The problem
Determine the count of lines in the following entries that contain the string "folder". Write only the number.

Input material
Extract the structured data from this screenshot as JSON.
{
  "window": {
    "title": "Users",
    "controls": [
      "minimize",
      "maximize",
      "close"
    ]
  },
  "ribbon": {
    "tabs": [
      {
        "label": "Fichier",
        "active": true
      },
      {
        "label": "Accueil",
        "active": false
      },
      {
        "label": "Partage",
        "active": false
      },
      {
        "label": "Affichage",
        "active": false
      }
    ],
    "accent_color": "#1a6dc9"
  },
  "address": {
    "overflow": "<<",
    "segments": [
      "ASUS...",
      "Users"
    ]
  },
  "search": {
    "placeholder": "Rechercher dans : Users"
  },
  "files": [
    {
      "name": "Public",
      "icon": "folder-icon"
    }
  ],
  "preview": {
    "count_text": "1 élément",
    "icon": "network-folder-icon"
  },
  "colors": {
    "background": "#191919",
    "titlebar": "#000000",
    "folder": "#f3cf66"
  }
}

Reply to the task
3